## [WHAT YOU HAVE TO DO]
In the records that come next, find every line with "flag". Return those lines.

## [DATA EXTRACTS]
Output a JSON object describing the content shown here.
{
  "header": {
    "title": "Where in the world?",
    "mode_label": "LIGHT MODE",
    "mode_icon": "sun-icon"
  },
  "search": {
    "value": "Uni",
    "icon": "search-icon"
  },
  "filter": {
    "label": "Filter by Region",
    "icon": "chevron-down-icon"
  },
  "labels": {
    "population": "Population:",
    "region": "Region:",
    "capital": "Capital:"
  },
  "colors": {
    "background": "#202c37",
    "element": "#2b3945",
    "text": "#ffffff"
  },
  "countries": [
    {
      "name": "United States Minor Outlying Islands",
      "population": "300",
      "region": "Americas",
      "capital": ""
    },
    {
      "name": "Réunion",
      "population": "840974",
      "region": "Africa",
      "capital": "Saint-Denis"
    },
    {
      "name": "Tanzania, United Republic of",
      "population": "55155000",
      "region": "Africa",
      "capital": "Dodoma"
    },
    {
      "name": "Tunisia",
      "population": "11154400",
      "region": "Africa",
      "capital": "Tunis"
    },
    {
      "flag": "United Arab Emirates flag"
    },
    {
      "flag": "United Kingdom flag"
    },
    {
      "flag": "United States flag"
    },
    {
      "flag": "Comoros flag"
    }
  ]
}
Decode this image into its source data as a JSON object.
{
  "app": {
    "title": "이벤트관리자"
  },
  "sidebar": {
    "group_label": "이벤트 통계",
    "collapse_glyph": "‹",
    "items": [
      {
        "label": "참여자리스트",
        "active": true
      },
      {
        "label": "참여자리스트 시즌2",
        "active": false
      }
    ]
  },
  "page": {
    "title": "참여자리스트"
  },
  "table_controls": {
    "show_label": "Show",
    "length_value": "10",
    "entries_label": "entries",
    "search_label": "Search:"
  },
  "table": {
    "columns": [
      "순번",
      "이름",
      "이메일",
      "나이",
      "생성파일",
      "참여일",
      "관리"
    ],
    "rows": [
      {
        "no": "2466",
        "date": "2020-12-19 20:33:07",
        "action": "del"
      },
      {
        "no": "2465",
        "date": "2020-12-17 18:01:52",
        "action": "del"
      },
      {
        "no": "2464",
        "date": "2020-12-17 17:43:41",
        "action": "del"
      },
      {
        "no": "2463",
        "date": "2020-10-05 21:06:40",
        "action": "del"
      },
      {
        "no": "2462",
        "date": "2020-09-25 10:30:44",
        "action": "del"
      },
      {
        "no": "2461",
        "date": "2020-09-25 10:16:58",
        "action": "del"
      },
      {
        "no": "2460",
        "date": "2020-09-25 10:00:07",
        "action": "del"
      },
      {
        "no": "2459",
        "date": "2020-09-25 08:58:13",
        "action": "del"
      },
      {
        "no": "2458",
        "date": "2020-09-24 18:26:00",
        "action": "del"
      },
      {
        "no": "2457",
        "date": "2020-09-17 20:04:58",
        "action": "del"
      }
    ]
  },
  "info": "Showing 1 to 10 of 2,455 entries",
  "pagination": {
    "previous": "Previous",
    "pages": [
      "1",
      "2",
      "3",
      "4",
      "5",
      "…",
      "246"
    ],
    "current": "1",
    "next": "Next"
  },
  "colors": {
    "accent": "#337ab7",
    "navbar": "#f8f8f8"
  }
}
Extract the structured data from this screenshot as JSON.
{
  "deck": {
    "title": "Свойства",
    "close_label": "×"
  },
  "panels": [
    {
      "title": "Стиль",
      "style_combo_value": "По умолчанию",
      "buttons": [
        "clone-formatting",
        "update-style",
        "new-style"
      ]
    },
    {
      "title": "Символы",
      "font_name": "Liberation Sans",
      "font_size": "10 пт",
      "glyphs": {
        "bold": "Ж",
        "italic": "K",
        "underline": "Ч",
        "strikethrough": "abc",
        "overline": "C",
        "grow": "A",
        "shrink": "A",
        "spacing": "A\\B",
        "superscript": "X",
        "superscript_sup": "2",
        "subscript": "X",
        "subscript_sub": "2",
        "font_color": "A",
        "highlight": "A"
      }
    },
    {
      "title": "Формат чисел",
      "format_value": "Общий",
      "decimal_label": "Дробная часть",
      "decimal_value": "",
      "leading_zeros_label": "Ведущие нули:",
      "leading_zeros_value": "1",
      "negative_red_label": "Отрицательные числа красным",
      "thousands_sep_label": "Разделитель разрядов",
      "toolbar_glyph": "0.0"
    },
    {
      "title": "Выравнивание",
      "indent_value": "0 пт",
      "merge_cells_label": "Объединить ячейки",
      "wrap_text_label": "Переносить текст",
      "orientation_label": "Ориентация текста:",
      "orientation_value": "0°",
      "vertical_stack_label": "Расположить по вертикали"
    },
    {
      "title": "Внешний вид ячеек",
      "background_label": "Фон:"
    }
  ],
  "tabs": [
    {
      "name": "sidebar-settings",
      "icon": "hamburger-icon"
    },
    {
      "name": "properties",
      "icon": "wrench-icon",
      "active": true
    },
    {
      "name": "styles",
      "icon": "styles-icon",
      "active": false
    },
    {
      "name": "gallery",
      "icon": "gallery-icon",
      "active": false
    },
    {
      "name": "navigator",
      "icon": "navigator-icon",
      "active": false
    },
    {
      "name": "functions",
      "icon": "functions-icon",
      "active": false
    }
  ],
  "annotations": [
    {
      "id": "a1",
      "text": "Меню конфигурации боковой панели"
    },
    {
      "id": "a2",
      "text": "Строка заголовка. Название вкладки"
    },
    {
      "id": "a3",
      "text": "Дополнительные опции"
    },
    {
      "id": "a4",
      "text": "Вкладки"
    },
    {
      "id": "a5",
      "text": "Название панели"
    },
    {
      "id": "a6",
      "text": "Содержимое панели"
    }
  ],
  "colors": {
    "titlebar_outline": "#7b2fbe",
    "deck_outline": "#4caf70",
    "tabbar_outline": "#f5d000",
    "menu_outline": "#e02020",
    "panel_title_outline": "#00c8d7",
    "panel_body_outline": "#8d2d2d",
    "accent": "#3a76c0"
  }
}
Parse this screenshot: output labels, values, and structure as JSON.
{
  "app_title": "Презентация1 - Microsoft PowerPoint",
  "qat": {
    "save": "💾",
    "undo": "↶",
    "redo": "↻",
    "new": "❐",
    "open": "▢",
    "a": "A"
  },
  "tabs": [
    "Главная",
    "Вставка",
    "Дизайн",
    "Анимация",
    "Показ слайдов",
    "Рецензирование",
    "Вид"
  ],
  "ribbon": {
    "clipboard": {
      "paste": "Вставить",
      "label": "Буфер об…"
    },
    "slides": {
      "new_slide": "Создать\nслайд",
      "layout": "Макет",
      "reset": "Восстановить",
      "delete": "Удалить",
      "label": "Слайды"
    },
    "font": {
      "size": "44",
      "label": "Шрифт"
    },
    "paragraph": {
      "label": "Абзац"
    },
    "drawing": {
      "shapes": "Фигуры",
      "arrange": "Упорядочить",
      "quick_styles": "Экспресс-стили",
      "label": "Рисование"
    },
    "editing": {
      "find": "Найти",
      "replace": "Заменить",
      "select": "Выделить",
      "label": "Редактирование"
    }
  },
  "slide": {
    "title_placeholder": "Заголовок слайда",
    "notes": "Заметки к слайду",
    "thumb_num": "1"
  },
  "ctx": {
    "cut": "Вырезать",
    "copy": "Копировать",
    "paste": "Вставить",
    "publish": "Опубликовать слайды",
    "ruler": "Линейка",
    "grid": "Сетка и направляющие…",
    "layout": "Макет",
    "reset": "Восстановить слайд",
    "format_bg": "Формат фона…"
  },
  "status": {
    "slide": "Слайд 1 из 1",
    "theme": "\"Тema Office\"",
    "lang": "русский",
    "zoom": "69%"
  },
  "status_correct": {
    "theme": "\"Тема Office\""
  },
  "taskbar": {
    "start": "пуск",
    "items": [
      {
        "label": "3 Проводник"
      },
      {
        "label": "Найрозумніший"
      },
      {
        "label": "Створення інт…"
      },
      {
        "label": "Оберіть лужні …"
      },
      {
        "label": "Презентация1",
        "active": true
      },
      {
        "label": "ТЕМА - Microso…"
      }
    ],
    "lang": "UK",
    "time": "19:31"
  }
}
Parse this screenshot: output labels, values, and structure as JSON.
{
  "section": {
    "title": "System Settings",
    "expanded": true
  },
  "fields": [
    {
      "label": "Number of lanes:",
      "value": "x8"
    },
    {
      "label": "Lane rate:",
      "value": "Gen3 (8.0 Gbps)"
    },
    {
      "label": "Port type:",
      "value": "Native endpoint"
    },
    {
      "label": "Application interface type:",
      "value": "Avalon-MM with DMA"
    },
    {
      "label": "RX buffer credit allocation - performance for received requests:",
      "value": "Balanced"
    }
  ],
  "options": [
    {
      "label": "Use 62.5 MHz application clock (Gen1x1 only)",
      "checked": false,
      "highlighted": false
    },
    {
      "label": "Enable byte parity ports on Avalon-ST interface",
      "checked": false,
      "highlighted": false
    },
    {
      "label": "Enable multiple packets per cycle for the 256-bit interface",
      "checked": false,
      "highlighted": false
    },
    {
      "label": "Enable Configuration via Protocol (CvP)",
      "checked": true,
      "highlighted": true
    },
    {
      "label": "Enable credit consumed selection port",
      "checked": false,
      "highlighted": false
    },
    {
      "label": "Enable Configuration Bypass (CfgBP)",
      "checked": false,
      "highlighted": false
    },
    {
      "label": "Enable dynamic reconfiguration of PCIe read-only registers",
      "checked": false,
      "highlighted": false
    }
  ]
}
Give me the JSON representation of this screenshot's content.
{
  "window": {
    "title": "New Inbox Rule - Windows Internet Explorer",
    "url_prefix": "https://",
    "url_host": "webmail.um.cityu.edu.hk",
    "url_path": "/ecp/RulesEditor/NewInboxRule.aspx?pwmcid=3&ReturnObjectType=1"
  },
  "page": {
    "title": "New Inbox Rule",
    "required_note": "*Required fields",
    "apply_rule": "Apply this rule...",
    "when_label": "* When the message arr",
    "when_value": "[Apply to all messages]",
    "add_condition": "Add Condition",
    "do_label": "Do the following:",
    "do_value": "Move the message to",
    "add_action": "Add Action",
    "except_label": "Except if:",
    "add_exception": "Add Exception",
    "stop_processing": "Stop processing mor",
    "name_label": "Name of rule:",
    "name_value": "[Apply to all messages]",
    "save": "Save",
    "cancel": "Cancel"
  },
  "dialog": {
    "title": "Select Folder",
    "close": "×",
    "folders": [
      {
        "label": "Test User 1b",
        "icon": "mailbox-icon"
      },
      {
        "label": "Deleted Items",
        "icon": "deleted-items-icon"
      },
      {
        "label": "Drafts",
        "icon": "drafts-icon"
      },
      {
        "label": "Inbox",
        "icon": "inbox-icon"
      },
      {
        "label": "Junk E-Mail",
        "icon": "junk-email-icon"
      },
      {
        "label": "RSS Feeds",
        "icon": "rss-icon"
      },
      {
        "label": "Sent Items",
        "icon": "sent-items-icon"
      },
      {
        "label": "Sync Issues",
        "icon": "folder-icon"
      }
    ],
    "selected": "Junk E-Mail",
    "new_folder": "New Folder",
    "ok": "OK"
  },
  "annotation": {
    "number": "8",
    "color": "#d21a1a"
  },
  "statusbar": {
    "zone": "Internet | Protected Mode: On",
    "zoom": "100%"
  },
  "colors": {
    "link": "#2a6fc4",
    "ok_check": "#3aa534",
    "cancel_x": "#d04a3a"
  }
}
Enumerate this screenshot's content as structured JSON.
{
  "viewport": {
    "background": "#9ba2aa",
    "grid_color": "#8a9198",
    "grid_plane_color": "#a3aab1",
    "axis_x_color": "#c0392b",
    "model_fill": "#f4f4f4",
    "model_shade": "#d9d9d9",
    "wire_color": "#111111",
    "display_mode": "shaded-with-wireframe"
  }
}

## [TASK RESULT]
      "flag": "United Arab Emirates flag"
      "flag": "United Kingdom flag"
      "flag": "United States flag"
      "flag": "Comoros flag"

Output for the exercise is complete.